Requests for Further Evidence commonly referred to as RFEs have become commonplace in the Immigration world, particularly for employment-based petitions such as H-1Bs and L-1s.
In FY 2018 the number of RFEs skyrocketed and this trend continued into FY 2019. This increase in challenges from USCIS is largely due to various policy issues by USCIS under the direction of the Trump administration. President Trump signed the “Buy American and Hire American,” Executive Order, which aims to put the jobs of U.S. workers first. In protecting the jobs of U.S. workers, it has now become much more difficult for foreign workers to obtain approval of their visa application. Following that Executive Order, USCIS released several policy memos which essentially created new requirements and placed a much higher evidential burden on Petitioners.
RFEs are regularly issued in H-1B cases, not only for those filing their first H-1B, but also for those seeking amendments or extensions of their current H-1B status.

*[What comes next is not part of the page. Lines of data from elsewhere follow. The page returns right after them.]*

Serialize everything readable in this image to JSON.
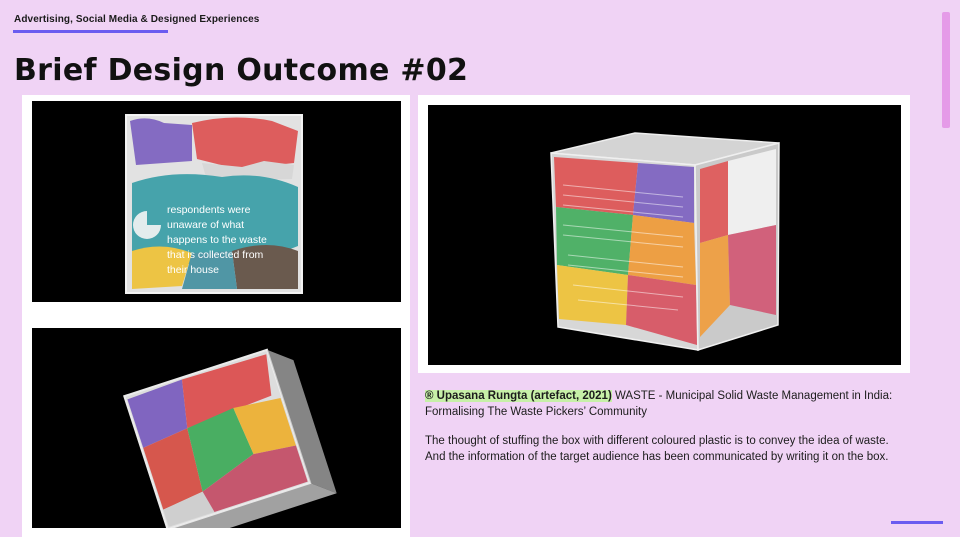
{
  "header": {
    "kicker": "Advertising, Social Media & Designed Experiences",
    "title": "Brief Design Outcome #02"
  },
  "photo_top_left": {
    "box_text": "respondents were unaware of what happens to the waste that is collected from their house"
  },
  "caption": {
    "credit": "® Upasana Rungta (artefact, 2021)",
    "project": " WASTE - Municipal Solid Waste Management in India: Formalising The Waste Pickers’ Community",
    "body": "The thought of stuffing the box with different coloured plastic is to convey the idea of waste. And the information of the target audience has been communicated by writing it on the box."
  },
  "colors": {
    "background": "#f0d3f5",
    "accent_line": "#6b5cf0",
    "scroll_indicator": "#e59be8",
    "credit_highlight": "#c7f0a8"
  }
}
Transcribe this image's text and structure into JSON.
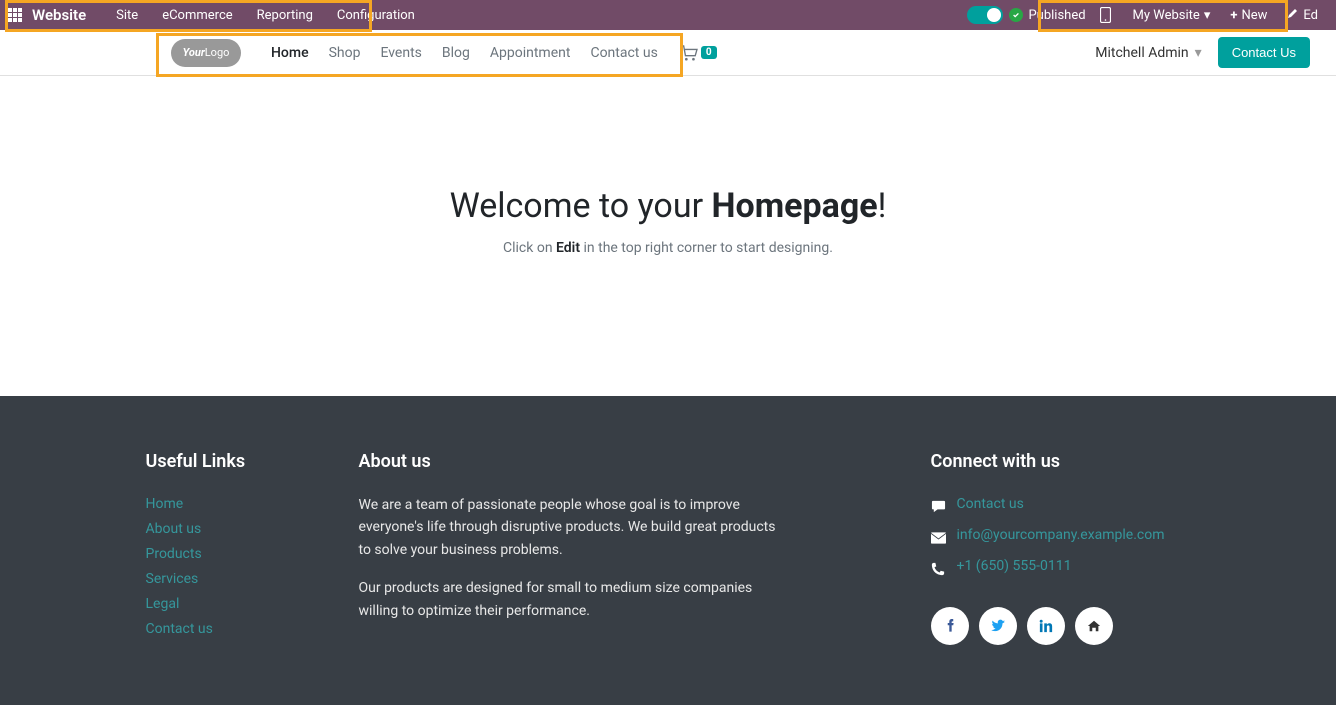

RFEs will typically cover one of the following issues:
- Whether there is a valid employer/employee relationship between the Petitioner and the Beneficiary and whether the Petitions has the right to control the Beneficiary’s work;
- Whether there is specific and non-speculative work available for the entire requested period, usually 3 years;
- Whether the position qualifies as a specialty occupation; and
- Whether the candidate has maintained their F-1 status.
Because USCIS is not staying faithful to the statute or the regulations responding to these RFEs has become much more difficult and requires the advancement of complex legal arguments. If you have received an RFE please reach out to one of our experienced Immigration Attorneys who can assist you in drafting the strongest possible response.
RFEs are also commonly issued in the context of both L-1A (Manager/Executive) or L-1B (specialized knowledge).
For L-1As the RFEs tend to focus on the managerial/executive nature of the position and whether the candidate will manage/supervise professional employees. This type of challenge requires substantial documentation showing that the candidate’s subordinates are working in a position that typically requires a specific Bachelor’s degree and that the subordinate possesses that degree. Furthermore, documents are required to demonstrate that the L-1A candidate actually assigns tasks to their subordinates, reviews their performance, is responsible for recruiting, etc.
L-1B RFEs tend to focus on whether the knowledge is truly specialized, in other words, whether the knowledge is unusual or unique in some way to the extent that the Petitioner cannot find a suitable candidate in the U.S. This challenge usually requires a Petitioner to demonstrate that only through training at the foreign entity could an individual obtain the knowledge required to perform the position. In order to do this, you will have to provide substantial documentation such as detailed training records etc.
Any petition that is filed with USCIS is at risk of receiving an RFE to include an E-3, Change of status application, EB-5, etc. Whatever the type of RFE you have received the Attorneys at Patel Law Group can assist in drafting a detailed response to improve your chances of obtaining an approval. If you require assistance with an RFE, please e-mail our Senior Immigration Attorney at email@example.com.